Köhler bone disease is osteochondrosis of the tarsal navicular bone.
Köhler bone disease usually affects children aged 3 to 5 yr (more commonly boys) and is unilateral. The foot becomes swollen and painful; tenderness is maximal over the medial longitudinal arch. Weight bearing and walking increase discomfort, and gait is disturbed. On x-ray, the navicular bone is initially flattened and sclerotic and later becomes fragmented, before reossification. X-rays comparing the affected side with the unaffected side help assess progression.
The course is chronic, but the disease rarely persists ≥ 2 yr. Rest, pain relief, and avoiding excessive weight bearing are required. The condition usually resolves spontaneously with no long-term sequelae. In acute cases, a few weeks of wearing a below-knee walking plaster cast, well molded under the longitudinal arch, may help.

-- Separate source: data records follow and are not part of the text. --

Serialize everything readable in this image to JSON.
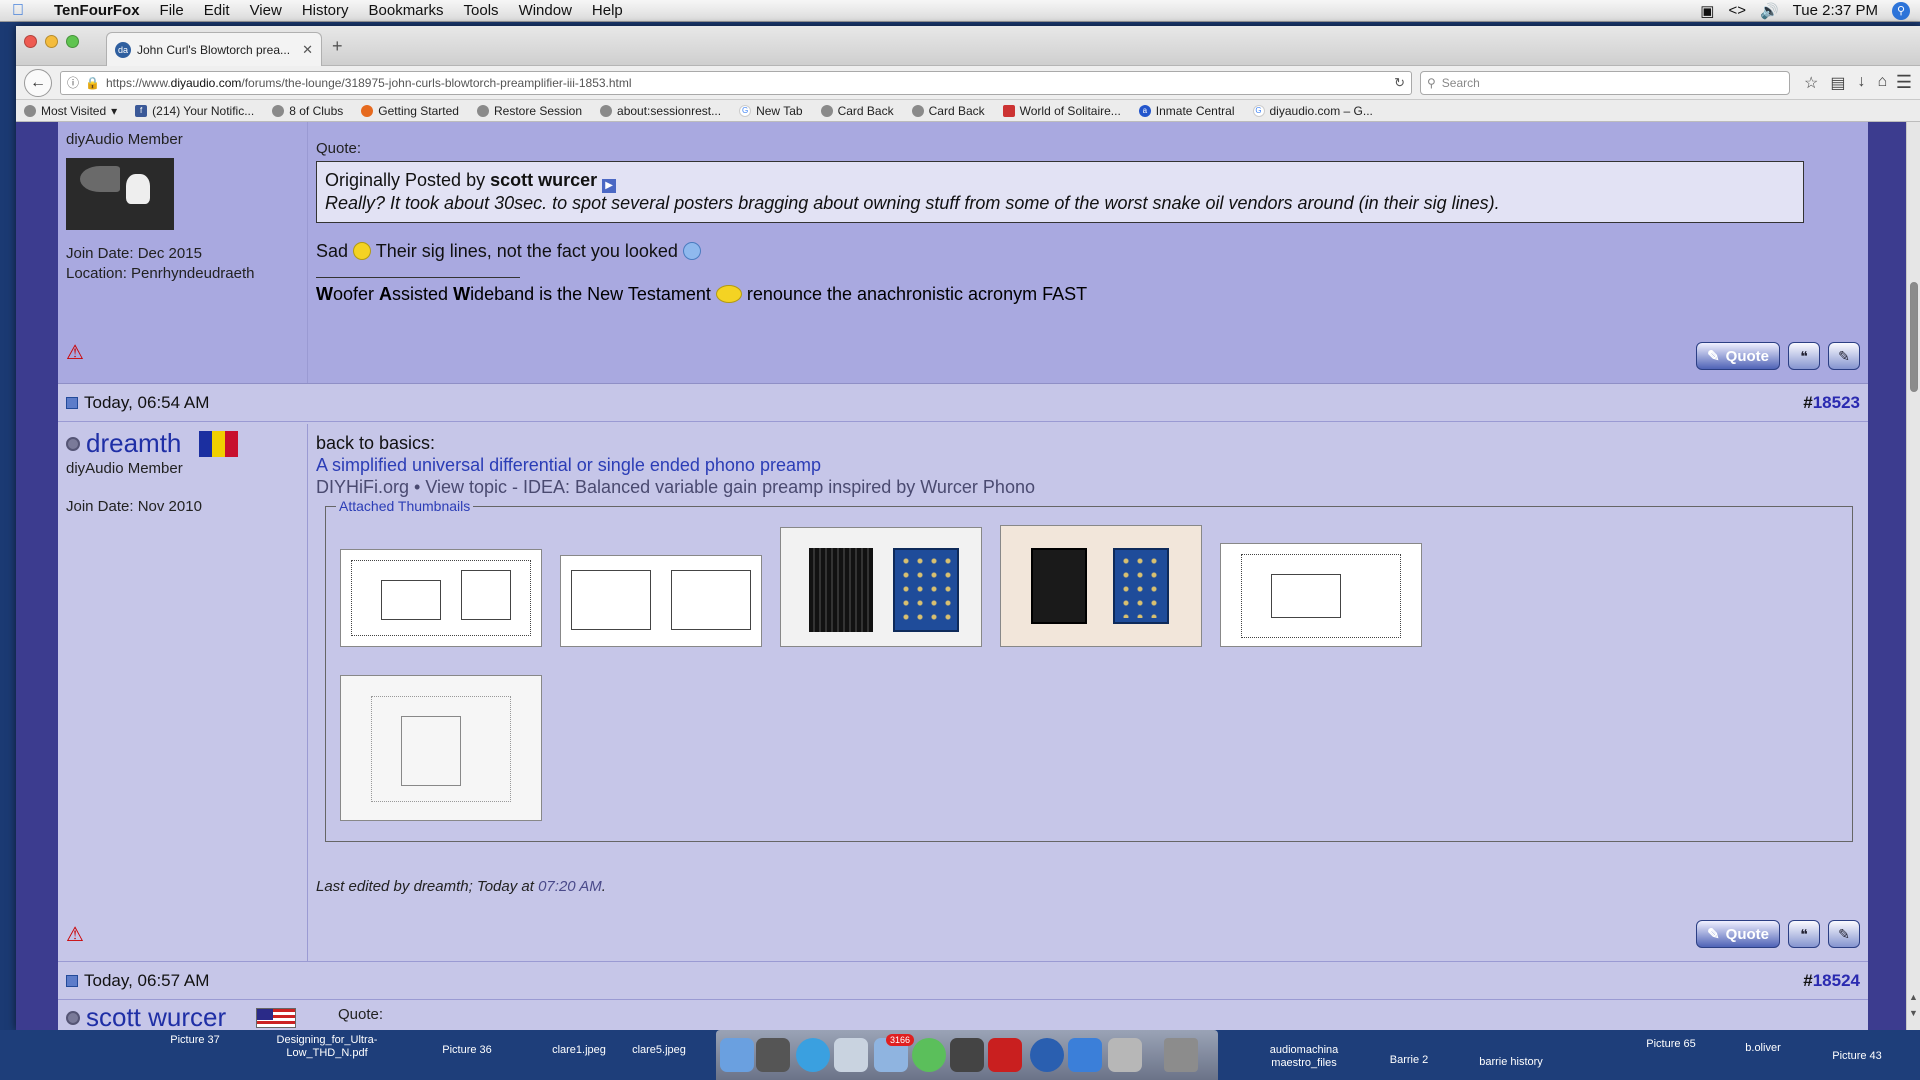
{
  "menubar": {
    "app_name": "TenFourFox",
    "items": [
      "File",
      "Edit",
      "View",
      "History",
      "Bookmarks",
      "Tools",
      "Window",
      "Help"
    ],
    "clock": "Tue 2:37 PM"
  },
  "browser": {
    "tab_title": "John Curl's Blowtorch prea...",
    "url_prefix": "https://www.",
    "url_domain": "diyaudio.com",
    "url_path": "/forums/the-lounge/318975-john-curls-blowtorch-preamplifier-iii-1853.html",
    "search_placeholder": "Search",
    "bookmarks": [
      "Most Visited",
      "(214) Your Notific...",
      "8 of Clubs",
      "Getting Started",
      "Restore Session",
      "about:sessionrest...",
      "New Tab",
      "Card Back",
      "Card Back",
      "World of Solitaire...",
      "Inmate Central",
      "diyaudio.com – G..."
    ]
  },
  "post1": {
    "member_title": "diyAudio Member",
    "join_date": "Join Date: Dec 2015",
    "location": "Location: Penrhyndeudraeth",
    "quote_label": "Quote:",
    "quote_prefix": "Originally Posted by",
    "quote_author": "scott wurcer",
    "quote_text": "Really? It took about 30sec. to spot several posters bragging about owning stuff from some of the worst snake oil vendors around (in their sig lines).",
    "text_a": "Sad",
    "text_b": "Their sig lines, not the fact you looked",
    "sig_w1b": "W",
    "sig_w1": "oofer ",
    "sig_w2b": "A",
    "sig_w2": "ssisted ",
    "sig_w3b": "W",
    "sig_w3": "ideband is the New Testament",
    "sig_end": "renounce the anachronistic acronym FAST",
    "quote_button": "Quote"
  },
  "post2_header": {
    "date": "Today, 06:54 AM",
    "hash": "#",
    "number": "18523"
  },
  "post2": {
    "username": "dreamth",
    "member_title": "diyAudio Member",
    "join_date": "Join Date: Nov 2010",
    "line1": "back to basics:",
    "link": "A simplified universal differential or single ended phono preamp",
    "line3": "DIYHiFi.org • View topic - IDEA: Balanced variable gain preamp inspired by Wurcer Phono",
    "attachments_label": "Attached Thumbnails",
    "edited_prefix": "Last edited by dreamth; Today at",
    "edited_time": "07:20 AM",
    "edited_suffix": ".",
    "quote_button": "Quote"
  },
  "post3_header": {
    "date": "Today, 06:57 AM",
    "hash": "#",
    "number": "18524"
  },
  "post3": {
    "username": "scott wurcer",
    "quote_label": "Quote:"
  },
  "dock": {
    "left_files": [
      "Picture 37",
      "Designing_for_Ultra-\nLow_THD_N.pdf",
      "Picture 36",
      "clare1.jpeg",
      "clare5.jpeg"
    ],
    "right_files": [
      "audiomachina\nmaestro_files",
      "Barrie 2",
      "barrie history",
      "Picture 65",
      "b.oliver",
      "Picture 43"
    ],
    "badge": "3166"
  }
}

Last full review/revision May 2013 by David D. Sherry, MD; Frank Pessler, MD, PhD
Content last modified May 2013